High growth in Ireland. Five anomalies
The increase of nominal Irish GDP in the third quarter was 12%, YoY. Which is ‘whopping’. But I do not understand. I see at least five anomalies (anybody any ideas about this?):
- Total nominal wage growth (not yet published) must be about 5%, YoY (3% employment growth and 2% wage growth). Which is magnificent and good – but way below the 12% increase of GDP. Which means that ‘total profits and mixed income of the self employed’ has to be about +22% (assuming a wage share of 60%) to be consistent with 12% nominal increase of total income. Which is hard to believe, considering ‘2’.
- Households and non-financial companies are still deleveraging in a serious way when we look at ‘banks within Ireland’ (graph, source: Central Bank of Ireland). The 9% deleveraging of non-financial companies does not tally with 12% nominal growth at all.
The 3% deleveraging of households is hard to reconcile with a 8% increase house price increase. Where does the money come from? Are households as well as non-financial companies borrowing from USA or French or German or UK banks (the Eurostat data on total lending and borrowing are alas not available for Ireland)? there has also been a car buying frenzy: where did the money come from?

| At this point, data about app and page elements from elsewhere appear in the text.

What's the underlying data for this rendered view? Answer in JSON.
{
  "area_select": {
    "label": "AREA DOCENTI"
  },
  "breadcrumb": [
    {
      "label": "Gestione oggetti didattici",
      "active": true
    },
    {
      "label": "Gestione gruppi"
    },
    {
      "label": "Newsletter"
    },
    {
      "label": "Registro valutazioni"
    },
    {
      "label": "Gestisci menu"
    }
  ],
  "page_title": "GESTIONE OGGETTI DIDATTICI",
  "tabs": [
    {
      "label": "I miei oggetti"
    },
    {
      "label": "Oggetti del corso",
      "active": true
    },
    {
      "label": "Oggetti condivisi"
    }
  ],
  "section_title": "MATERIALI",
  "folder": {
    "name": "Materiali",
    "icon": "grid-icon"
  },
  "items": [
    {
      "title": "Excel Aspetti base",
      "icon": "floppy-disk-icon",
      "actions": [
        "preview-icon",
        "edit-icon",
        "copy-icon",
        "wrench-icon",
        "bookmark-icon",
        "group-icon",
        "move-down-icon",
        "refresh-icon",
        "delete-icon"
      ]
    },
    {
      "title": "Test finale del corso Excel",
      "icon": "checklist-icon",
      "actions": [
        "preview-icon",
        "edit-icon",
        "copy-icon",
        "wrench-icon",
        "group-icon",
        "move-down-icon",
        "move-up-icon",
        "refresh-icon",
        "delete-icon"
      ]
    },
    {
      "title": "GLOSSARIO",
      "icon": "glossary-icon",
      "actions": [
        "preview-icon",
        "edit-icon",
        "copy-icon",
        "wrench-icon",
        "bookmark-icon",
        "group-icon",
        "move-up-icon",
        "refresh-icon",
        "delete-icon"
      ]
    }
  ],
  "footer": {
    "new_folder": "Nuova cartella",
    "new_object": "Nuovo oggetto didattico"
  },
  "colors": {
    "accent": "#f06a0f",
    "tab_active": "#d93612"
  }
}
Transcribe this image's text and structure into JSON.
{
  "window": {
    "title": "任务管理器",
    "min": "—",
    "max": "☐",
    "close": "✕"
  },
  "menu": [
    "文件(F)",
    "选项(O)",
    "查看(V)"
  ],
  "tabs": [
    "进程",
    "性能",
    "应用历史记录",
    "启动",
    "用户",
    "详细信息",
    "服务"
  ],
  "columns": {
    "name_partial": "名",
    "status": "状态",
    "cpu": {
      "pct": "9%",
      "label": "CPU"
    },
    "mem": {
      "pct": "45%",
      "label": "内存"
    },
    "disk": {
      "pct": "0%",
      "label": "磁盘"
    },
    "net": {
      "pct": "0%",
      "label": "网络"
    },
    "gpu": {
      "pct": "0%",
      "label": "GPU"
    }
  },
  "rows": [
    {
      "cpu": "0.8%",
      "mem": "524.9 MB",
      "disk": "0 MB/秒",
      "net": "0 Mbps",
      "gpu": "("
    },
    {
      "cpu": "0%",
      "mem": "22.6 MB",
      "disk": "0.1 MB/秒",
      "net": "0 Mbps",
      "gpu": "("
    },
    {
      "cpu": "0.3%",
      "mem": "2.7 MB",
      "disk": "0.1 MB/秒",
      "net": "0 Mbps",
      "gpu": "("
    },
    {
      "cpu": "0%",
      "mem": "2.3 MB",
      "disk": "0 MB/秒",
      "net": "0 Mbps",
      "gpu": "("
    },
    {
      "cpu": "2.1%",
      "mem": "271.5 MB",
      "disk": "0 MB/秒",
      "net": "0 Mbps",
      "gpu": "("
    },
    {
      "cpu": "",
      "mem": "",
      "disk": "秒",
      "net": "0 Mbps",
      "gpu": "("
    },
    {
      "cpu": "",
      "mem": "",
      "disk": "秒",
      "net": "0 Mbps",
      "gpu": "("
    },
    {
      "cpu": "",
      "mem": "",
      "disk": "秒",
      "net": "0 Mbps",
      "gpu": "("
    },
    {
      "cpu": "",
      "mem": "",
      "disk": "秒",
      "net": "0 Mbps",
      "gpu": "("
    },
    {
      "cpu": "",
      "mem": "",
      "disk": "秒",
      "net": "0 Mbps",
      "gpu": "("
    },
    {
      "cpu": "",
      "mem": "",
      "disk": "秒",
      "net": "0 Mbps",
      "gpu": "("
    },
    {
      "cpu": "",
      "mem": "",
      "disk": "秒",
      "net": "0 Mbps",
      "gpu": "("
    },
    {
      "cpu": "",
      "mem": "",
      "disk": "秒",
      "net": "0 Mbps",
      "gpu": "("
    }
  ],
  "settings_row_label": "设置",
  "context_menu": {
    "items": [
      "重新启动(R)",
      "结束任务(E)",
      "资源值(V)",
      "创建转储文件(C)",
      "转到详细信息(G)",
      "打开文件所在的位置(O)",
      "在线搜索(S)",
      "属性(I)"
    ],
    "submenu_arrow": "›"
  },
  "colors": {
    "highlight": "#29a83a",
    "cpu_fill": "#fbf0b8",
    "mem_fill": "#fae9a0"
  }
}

- Looking at consumption and production data there have been extreme price and production swings when it comes to manufacturing production and (considering 12% nominal growth) extreme deflation when it comes to retail prices, deflation which also does not tally with the GDP data. By the way – seasonally adjusted production, consumption and exports have not really been increasing during the last three to six months.
- Investments are way up (about 100%) but as borrowing is declining the question is again: where does the money come from? This might be explained by intra company transfers but the problem is that the outflow of profits from Ireland to ‘abroad’ is rapidly increasing. Are intra company transfers of property rights counted as ‘monetary investment’ in intangibles?
- According to these data, productivity is exploding: +4% in one year. Which is possible for countries like Greece and India but which is pretty extreme for a high income country like Ireland.